Gollner and Webster are both librarians by trade, and have degrees in library science.
“From a library science perspective, we had to develop our own cataloging approach, and then our own classification system,” Gollner said. “The cataloging is more for use so that we can keep track of all the individual items, and the classification aspect is more for users so they can go through and quickly find the things they need.”
Gollner said keeping a catalog system also allows the library to pay attention to the tools that are being regularly checked out so that future tool purchases can reflect the needs of members in the community.
In addition to traditional tools like saws, wrenches and drills, the Durango Tool Library also offers kitchen tools, such as baking sets, a sewing machine and even a dehydrator, among other appliances.
Cyclists in Durango who want to work on their own bikes, but can’t afford some of the more specialized tools can find an array of bike tools.
Webster said the tool library will likely host its first workshop about how to bleed hydraulic brakes on bicycles next month.
“We’re hoping to extend that type of workshop to a lot of our different tools,” he said.
Webster said he hopes to connect with community members who have expertise with different tools to help with workshops. He said the tool library will pay experts who run workshops, or offer them membership for some amount of time.
Currently, members check out tools, take them home and return them when finished. In the future, Webster said the tool library may allow space for members to work on and store projects. However, the library’s current location doesn’t have enough room for a workshop area or storage, he said.

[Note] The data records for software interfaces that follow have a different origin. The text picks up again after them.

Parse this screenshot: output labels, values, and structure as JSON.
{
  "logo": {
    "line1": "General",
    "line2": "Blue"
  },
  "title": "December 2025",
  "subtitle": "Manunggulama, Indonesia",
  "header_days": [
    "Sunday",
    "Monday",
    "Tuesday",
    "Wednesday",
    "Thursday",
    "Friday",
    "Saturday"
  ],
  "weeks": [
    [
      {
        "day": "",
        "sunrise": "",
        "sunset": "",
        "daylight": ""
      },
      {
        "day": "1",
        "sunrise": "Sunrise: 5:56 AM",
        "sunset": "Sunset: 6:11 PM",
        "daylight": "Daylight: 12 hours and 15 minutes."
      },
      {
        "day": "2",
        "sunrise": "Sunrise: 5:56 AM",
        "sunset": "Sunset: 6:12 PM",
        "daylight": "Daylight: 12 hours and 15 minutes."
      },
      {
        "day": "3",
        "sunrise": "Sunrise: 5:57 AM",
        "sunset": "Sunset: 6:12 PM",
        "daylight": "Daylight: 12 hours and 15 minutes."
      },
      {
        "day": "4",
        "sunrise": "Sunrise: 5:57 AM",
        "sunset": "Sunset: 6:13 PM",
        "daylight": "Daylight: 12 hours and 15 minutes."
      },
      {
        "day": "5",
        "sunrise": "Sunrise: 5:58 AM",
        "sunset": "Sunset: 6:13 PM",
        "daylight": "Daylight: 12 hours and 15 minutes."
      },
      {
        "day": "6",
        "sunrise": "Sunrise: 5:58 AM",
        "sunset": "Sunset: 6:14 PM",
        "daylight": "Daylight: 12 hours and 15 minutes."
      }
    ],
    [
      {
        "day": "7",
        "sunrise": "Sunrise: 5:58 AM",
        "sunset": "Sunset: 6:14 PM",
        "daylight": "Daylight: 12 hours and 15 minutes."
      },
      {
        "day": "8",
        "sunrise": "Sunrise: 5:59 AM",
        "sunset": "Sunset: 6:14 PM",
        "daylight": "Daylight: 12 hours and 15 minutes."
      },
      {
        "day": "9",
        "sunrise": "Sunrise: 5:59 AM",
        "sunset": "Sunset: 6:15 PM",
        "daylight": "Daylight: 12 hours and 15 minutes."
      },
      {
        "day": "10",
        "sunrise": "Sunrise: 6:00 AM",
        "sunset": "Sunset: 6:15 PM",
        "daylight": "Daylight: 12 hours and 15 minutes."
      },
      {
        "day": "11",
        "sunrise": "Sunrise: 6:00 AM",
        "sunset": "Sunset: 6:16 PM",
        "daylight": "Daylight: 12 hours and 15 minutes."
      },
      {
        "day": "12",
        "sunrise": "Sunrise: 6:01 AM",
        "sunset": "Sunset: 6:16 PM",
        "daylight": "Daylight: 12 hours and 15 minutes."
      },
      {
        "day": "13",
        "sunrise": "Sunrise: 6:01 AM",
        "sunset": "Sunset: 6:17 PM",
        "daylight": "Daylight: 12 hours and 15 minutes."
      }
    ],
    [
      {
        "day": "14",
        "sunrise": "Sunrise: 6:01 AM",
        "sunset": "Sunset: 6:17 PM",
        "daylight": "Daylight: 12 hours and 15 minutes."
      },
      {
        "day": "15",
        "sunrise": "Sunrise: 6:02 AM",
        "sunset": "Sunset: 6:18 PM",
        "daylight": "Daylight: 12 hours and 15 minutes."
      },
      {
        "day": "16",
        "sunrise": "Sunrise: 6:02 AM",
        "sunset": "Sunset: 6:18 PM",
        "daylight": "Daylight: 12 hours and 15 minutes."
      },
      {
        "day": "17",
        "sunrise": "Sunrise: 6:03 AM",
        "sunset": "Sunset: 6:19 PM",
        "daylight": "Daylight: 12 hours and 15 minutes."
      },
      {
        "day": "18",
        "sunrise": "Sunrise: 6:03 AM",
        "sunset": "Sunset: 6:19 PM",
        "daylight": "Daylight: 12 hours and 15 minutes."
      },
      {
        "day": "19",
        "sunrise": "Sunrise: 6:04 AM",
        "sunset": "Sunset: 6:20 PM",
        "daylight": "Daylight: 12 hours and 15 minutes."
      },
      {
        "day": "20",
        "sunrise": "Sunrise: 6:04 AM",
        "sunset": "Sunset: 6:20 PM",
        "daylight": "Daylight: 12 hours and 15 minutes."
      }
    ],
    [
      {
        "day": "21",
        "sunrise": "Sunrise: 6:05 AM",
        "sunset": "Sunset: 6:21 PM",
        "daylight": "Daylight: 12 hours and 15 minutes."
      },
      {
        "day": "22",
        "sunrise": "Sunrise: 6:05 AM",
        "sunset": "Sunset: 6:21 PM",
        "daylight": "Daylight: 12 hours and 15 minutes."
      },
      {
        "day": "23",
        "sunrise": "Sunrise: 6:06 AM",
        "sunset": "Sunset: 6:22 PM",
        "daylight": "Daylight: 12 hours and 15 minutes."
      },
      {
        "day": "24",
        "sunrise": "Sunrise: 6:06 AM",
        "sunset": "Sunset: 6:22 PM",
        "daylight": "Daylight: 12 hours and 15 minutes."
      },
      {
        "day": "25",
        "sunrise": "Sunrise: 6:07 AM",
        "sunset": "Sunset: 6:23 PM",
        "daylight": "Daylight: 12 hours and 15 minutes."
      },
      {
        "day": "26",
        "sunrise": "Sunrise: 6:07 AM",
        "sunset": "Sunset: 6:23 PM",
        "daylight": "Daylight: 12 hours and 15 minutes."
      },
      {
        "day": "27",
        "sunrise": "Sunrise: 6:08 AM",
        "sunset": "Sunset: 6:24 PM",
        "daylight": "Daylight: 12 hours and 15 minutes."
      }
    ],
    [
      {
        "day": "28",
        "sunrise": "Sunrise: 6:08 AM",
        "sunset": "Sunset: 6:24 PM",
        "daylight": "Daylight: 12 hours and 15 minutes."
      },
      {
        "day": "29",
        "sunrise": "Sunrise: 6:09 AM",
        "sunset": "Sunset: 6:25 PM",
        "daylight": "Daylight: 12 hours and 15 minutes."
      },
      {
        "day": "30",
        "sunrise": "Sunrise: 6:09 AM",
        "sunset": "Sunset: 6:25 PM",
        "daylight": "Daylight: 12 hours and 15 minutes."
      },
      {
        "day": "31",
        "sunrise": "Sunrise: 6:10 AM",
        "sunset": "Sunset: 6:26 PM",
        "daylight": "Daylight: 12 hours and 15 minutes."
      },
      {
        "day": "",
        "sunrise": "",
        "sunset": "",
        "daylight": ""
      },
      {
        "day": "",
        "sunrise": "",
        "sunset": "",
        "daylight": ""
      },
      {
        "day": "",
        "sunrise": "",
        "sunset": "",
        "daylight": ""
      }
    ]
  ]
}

“Having personal shop space probably isn’t going to happen in this location, but if we can continue and we have enough membership, we would love to move into a bigger place where we can have dedicated shop space,” he said. “Having dedicated space for incomplete projects would be really nice too.”
Webster said the thought of expanding services and moving to a larger space is at least a year and a half out.
“That’s when our lease is up, and I’m sure we can renew, but if we’re doing really well and have some extra cash to move to a bigger place, we’ll definitely consider that,” he said.
Members are encouraged to donate tools in exchange for potential discounts on membership, he said.